Third System (1816-1867)
Established to protect the entrance to Baltimore Harbor.
Construction began in 1848 under the supervision of Bvt. Col. Robert E. Lee of the Army Corps of Engineers. Lee continued to supervise the construction until Sep 1852 when he was called to duty as the Superintendent of the United States Military Academy at West Point.
Fort Carroll was a hexagonal fort on 3.4 acres of man-made island. The unprotected masonry walls were to be 10 foot thick and 40 foot high and they reached to the water's edge on all sides. The Fort was designed to mount 225 guns in three tiers of brick casemates and a barbette tier above that but difficulties with settling caused suspension of work before the walls reached their design height. Only one tier was completed and that was not fully complete in some places.
U.S. Civil War (1861-1865)
About thirty cannon were mounted at Fort Carroll during the U.S. Civil War to protect the entrance to Baltimore Harbor. Torrential rains flooded the fort’s magazines in April 1864 and the powder and ammunition were moved to Fort McHenry.
After the U.S. Civil War Fort Carroll was in caretaker status and deteriorated significantly.
Endicott Period (1890-1910)
Part of the Harbor Defense of Baltimore.
As a result of the Spanish-American War in 1898 and the Endicott Board recommendations, three Endicott Period batteries were constructed on two of the South facing walls of the fort. Construction began in 1898 and was completed in July and August of 1900. The fort was garrisoned by detachment from Fort McHenry during this period.
World War I (1917-1918)
During World War I the guns were removed from Battery Towson and Battery Heart for service elsewhere and by 1920 the guns from Battery Augustin had also been removed. The Army officially abandoned Fort Carroll in March 1921 and removed all remaining equipment to Fort Howard (1).
The Fort was sold to Benjamin N. Eisenberg in 1958 for about ten thousand dollars.
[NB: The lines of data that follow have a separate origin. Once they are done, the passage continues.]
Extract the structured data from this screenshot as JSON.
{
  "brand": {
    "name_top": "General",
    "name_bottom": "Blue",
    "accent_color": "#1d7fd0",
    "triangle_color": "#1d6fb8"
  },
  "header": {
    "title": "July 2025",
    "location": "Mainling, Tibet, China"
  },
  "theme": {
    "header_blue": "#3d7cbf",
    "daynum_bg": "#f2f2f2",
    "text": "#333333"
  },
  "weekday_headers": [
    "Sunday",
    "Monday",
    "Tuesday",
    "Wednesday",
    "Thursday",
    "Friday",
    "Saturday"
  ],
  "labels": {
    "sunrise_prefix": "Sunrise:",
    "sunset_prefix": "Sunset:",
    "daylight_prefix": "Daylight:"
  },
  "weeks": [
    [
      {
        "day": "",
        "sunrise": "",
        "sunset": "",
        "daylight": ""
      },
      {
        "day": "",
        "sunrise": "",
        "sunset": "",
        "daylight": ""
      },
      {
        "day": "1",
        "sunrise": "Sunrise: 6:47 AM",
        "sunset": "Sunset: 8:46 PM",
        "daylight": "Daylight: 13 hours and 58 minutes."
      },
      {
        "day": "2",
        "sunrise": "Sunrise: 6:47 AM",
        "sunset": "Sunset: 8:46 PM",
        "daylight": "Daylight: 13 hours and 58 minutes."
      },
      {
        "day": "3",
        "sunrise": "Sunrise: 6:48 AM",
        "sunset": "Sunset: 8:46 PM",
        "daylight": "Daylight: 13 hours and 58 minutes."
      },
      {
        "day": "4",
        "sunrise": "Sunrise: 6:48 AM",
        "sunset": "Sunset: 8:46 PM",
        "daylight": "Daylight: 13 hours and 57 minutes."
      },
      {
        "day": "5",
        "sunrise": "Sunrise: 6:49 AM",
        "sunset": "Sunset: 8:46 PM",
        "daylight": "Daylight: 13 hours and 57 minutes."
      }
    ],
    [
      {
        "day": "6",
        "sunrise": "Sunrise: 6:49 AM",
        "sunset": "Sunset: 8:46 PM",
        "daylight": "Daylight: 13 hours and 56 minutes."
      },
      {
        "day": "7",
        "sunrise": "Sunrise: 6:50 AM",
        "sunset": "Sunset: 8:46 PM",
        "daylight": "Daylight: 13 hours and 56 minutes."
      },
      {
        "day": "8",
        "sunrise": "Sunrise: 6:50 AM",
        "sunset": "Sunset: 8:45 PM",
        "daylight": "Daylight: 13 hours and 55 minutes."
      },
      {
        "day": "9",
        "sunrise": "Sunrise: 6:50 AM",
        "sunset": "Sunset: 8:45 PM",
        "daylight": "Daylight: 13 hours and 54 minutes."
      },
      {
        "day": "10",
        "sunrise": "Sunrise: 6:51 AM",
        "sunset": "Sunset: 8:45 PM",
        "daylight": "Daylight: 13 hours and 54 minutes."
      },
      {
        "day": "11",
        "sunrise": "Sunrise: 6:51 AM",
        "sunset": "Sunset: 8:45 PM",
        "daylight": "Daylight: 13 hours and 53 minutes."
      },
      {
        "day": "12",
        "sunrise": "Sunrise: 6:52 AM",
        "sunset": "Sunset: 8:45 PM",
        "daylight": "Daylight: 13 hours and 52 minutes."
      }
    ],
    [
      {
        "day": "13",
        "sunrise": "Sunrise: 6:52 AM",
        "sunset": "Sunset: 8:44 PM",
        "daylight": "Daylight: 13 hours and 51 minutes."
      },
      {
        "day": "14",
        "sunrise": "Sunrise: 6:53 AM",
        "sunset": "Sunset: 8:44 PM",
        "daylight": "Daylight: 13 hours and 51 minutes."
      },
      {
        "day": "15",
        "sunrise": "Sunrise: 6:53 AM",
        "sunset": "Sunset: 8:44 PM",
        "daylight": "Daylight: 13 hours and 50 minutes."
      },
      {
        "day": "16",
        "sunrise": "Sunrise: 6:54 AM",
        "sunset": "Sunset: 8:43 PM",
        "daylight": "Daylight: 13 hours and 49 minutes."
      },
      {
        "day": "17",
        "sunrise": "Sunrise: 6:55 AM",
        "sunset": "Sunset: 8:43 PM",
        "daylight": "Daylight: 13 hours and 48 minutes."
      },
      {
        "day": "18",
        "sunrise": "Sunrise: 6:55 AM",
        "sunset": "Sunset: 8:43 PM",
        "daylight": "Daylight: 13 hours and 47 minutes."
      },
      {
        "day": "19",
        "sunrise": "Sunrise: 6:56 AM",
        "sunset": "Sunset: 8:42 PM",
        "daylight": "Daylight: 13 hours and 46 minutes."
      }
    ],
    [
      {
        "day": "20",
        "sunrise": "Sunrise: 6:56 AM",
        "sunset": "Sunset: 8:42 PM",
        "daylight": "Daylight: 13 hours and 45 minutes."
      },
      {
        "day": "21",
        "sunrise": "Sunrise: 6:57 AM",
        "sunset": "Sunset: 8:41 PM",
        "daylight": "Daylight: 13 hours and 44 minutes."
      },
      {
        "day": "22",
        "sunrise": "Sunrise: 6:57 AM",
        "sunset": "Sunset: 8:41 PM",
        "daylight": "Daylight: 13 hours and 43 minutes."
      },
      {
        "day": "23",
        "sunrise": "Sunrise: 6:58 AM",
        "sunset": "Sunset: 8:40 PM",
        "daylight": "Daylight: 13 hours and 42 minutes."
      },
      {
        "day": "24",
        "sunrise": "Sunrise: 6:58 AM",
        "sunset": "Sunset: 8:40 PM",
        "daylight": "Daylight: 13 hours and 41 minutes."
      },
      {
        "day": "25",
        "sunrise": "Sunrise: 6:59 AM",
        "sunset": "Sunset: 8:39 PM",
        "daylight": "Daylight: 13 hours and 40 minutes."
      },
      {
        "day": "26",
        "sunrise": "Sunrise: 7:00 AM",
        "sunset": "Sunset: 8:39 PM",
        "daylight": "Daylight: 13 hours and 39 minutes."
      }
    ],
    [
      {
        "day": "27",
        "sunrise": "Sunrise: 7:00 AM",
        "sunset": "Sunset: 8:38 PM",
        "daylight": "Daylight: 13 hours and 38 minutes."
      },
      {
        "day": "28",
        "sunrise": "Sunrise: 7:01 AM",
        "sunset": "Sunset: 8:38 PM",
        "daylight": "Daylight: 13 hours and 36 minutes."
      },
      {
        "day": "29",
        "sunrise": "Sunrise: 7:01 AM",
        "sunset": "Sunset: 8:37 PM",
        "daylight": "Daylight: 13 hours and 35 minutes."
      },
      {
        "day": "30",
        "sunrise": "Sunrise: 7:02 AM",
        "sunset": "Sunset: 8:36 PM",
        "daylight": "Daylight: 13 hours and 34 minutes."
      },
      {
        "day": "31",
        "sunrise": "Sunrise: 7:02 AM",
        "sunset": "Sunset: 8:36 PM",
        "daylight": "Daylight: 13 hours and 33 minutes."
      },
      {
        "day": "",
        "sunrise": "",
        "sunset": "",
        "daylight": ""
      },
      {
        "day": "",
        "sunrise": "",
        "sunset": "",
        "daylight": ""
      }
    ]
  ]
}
Several entities leased the property from the Eisenberg family for various purposes but none proved viable and the property is unoccupied and decaying.